Adams Furniture - The Style And Its Motif
( Originally Published Early 1900's )
To realise the true style founded by Robert Adam, it is advisable to examine carefully examples of that style to be seen in museums and private collections. Most of his furniture was made of mahogany, carved and sometimes gilded in French style. Satin-wood also was used, relieved by urns and oval paterce. Sometimes his furniture was painted so as to harmonise with room decoration. In the more important pieces Wedgwood medallions were frequently introduced. His object throughout was to provide furniture in harmony with his style of house decoration; as in his architecture early classic Italian art influenced his design. French art also influenced some of his decorative work, especially that in which he introduced miniature paintings and plaques. Constructively, no doubt, Adam was indebted to Chippendale in his early works, but he soon deviated from the style or motif of existing furniture. It is said that Robert Adam shared Thomas Chippendale's preference for rich-toned Spanish Cuban mahogany. In his earlier works he seems to have been somewhat in-different to the coverings of his furniture, but later he designed special textile fabrics, and recommended them as being suitable for his own style.

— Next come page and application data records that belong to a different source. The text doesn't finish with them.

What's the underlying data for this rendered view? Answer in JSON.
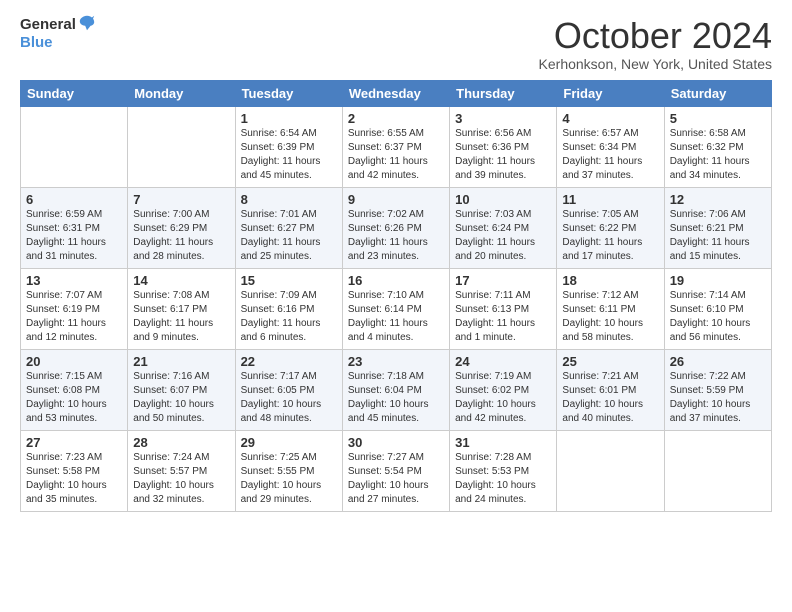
{
  "logo": {
    "line1": "General",
    "line2": "Blue"
  },
  "title": "October 2024",
  "subtitle": "Kerhonkson, New York, United States",
  "weekdays": [
    "Sunday",
    "Monday",
    "Tuesday",
    "Wednesday",
    "Thursday",
    "Friday",
    "Saturday"
  ],
  "weeks": [
    [
      {
        "day": "",
        "detail": ""
      },
      {
        "day": "",
        "detail": ""
      },
      {
        "day": "1",
        "detail": "Sunrise: 6:54 AM\nSunset: 6:39 PM\nDaylight: 11 hours and 45 minutes."
      },
      {
        "day": "2",
        "detail": "Sunrise: 6:55 AM\nSunset: 6:37 PM\nDaylight: 11 hours and 42 minutes."
      },
      {
        "day": "3",
        "detail": "Sunrise: 6:56 AM\nSunset: 6:36 PM\nDaylight: 11 hours and 39 minutes."
      },
      {
        "day": "4",
        "detail": "Sunrise: 6:57 AM\nSunset: 6:34 PM\nDaylight: 11 hours and 37 minutes."
      },
      {
        "day": "5",
        "detail": "Sunrise: 6:58 AM\nSunset: 6:32 PM\nDaylight: 11 hours and 34 minutes."
      }
    ],
    [
      {
        "day": "6",
        "detail": "Sunrise: 6:59 AM\nSunset: 6:31 PM\nDaylight: 11 hours and 31 minutes."
      },
      {
        "day": "7",
        "detail": "Sunrise: 7:00 AM\nSunset: 6:29 PM\nDaylight: 11 hours and 28 minutes."
      },
      {
        "day": "8",
        "detail": "Sunrise: 7:01 AM\nSunset: 6:27 PM\nDaylight: 11 hours and 25 minutes."
      },
      {
        "day": "9",
        "detail": "Sunrise: 7:02 AM\nSunset: 6:26 PM\nDaylight: 11 hours and 23 minutes."
      },
      {
        "day": "10",
        "detail": "Sunrise: 7:03 AM\nSunset: 6:24 PM\nDaylight: 11 hours and 20 minutes."
      },
      {
        "day": "11",
        "detail": "Sunrise: 7:05 AM\nSunset: 6:22 PM\nDaylight: 11 hours and 17 minutes."
      },
      {
        "day": "12",
        "detail": "Sunrise: 7:06 AM\nSunset: 6:21 PM\nDaylight: 11 hours and 15 minutes."
      }
    ],
    [
      {
        "day": "13",
        "detail": "Sunrise: 7:07 AM\nSunset: 6:19 PM\nDaylight: 11 hours and 12 minutes."
      },
      {
        "day": "14",
        "detail": "Sunrise: 7:08 AM\nSunset: 6:17 PM\nDaylight: 11 hours and 9 minutes."
      },
      {
        "day": "15",
        "detail": "Sunrise: 7:09 AM\nSunset: 6:16 PM\nDaylight: 11 hours and 6 minutes."
      },
      {
        "day": "16",
        "detail": "Sunrise: 7:10 AM\nSunset: 6:14 PM\nDaylight: 11 hours and 4 minutes."
      },
      {
        "day": "17",
        "detail": "Sunrise: 7:11 AM\nSunset: 6:13 PM\nDaylight: 11 hours and 1 minute."
      },
      {
        "day": "18",
        "detail": "Sunrise: 7:12 AM\nSunset: 6:11 PM\nDaylight: 10 hours and 58 minutes."
      },
      {
        "day": "19",
        "detail": "Sunrise: 7:14 AM\nSunset: 6:10 PM\nDaylight: 10 hours and 56 minutes."
      }
    ],
    [
      {
        "day": "20",
        "detail": "Sunrise: 7:15 AM\nSunset: 6:08 PM\nDaylight: 10 hours and 53 minutes."
      },
      {
        "day": "21",
        "detail": "Sunrise: 7:16 AM\nSunset: 6:07 PM\nDaylight: 10 hours and 50 minutes."
      },
      {
        "day": "22",
        "detail": "Sunrise: 7:17 AM\nSunset: 6:05 PM\nDaylight: 10 hours and 48 minutes."
      },
      {
        "day": "23",
        "detail": "Sunrise: 7:18 AM\nSunset: 6:04 PM\nDaylight: 10 hours and 45 minutes."
      },
      {
        "day": "24",
        "detail": "Sunrise: 7:19 AM\nSunset: 6:02 PM\nDaylight: 10 hours and 42 minutes."
      },
      {
        "day": "25",
        "detail": "Sunrise: 7:21 AM\nSunset: 6:01 PM\nDaylight: 10 hours and 40 minutes."
      },
      {
        "day": "26",
        "detail": "Sunrise: 7:22 AM\nSunset: 5:59 PM\nDaylight: 10 hours and 37 minutes."
      }
    ],
    [
      {
        "day": "27",
        "detail": "Sunrise: 7:23 AM\nSunset: 5:58 PM\nDaylight: 10 hours and 35 minutes."
      },
      {
        "day": "28",
        "detail": "Sunrise: 7:24 AM\nSunset: 5:57 PM\nDaylight: 10 hours and 32 minutes."
      },
      {
        "day": "29",
        "detail": "Sunrise: 7:25 AM\nSunset: 5:55 PM\nDaylight: 10 hours and 29 minutes."
      },
      {
        "day": "30",
        "detail": "Sunrise: 7:27 AM\nSunset: 5:54 PM\nDaylight: 10 hours and 27 minutes."
      },
      {
        "day": "31",
        "detail": "Sunrise: 7:28 AM\nSunset: 5:53 PM\nDaylight: 10 hours and 24 minutes."
      },
      {
        "day": "",
        "detail": ""
      },
      {
        "day": "",
        "detail": ""
      }
    ]
  ]
}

To briefly refer to some of the characteristics of the Adam style as applied to furniture, it may be pointed out that Robert Adam was the first to make use of a splat of lyre form, a style of ornament which was much copied by Sheraton in later years. In Adam chairs, which are mostly of square form, small panels in the top row are noticeable. Griffins are sometimes introduced between the splat and the seat. There is also some low relief carving of classical designs. Classical figures form the supports of the roll back arms of chairs. Chair legs became round or square, tapering downwards, often fluted.

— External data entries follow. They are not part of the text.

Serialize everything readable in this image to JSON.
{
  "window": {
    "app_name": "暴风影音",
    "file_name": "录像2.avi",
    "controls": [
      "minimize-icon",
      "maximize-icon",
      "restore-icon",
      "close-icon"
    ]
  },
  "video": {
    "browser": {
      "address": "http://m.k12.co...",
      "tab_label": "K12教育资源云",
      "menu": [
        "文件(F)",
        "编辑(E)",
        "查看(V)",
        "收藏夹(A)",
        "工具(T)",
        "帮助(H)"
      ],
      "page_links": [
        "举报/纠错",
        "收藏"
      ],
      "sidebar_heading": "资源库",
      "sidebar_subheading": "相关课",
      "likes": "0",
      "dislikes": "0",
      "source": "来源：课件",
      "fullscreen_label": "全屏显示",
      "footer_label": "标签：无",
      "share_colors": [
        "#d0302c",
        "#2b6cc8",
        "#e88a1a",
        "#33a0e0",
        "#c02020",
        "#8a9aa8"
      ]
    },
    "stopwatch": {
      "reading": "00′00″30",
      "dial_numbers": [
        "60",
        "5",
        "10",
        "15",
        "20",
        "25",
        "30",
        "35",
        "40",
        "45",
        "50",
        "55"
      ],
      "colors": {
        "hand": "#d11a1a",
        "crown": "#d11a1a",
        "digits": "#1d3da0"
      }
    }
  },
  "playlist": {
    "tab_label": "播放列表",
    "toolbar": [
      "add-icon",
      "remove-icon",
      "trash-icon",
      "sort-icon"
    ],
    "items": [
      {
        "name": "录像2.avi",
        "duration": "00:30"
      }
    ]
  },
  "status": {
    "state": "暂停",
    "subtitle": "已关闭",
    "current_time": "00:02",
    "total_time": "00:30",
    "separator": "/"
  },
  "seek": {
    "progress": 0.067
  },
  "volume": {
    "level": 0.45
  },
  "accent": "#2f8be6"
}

Robert Adam introduced a honeysuckle design, found on many pieces of furniture. Adam sideboards with pedestal cupboards surmounted by urns have already been referred to, and it is noteworthy that they were very appropriate to his style of architecture which frequently included suitable recesses, that suggested the use of a larger table than the older side or carrying tables which at one time sufficed. Cabinets were extensively designed, and some very beautiful inlaid commodes in which painted plaques were introduced are among the choicer specimens of Adam furniture. Another feature worthy of note is found in the sphinxes and classical figures which give the Adam style such characteristic decorative form. In addition to these commoner forms of furniture, Robert Adam paid much attention to fire-screens, clock-cases, bedsteads, mirror-frames, and organ-cases, and as time went on the style he propounded was applied to many smaller ornamental objects, for his main object seems to have been to provide the householder with furniture and household requisites of every kind in harmony with the home surroundings.

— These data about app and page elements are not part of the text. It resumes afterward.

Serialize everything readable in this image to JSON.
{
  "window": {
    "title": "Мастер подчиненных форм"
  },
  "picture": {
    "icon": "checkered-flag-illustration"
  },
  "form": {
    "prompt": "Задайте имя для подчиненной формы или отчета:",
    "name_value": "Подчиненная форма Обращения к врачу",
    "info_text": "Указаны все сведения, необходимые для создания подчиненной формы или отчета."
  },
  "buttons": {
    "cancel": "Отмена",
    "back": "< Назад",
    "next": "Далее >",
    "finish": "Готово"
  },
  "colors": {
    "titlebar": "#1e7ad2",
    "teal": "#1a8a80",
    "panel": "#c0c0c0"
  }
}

Fig. 50 illustrates the Adam influence in design upon a very handsome mahogany sideboard of the period 1795-1800. There are the beautiful fluted legs on square plinth feet, the oval ornament and handsome cellarets, the brass rail being suggestive of the style adopted generally in later years.
Fig. 51 is a settee of Adam design upholstered in crimson damask of the period. The chaste ornament of the legs and the central design in which an urn figures, are all characteristic of the scheme of decoration so often adopted by the Brothers Adam.
Many of the beds made at the time show traces of the Adam influence, the posts were well carved and fluted, and the lower portions decorative ; the hangings, too, being in keeping with the style then prevailing.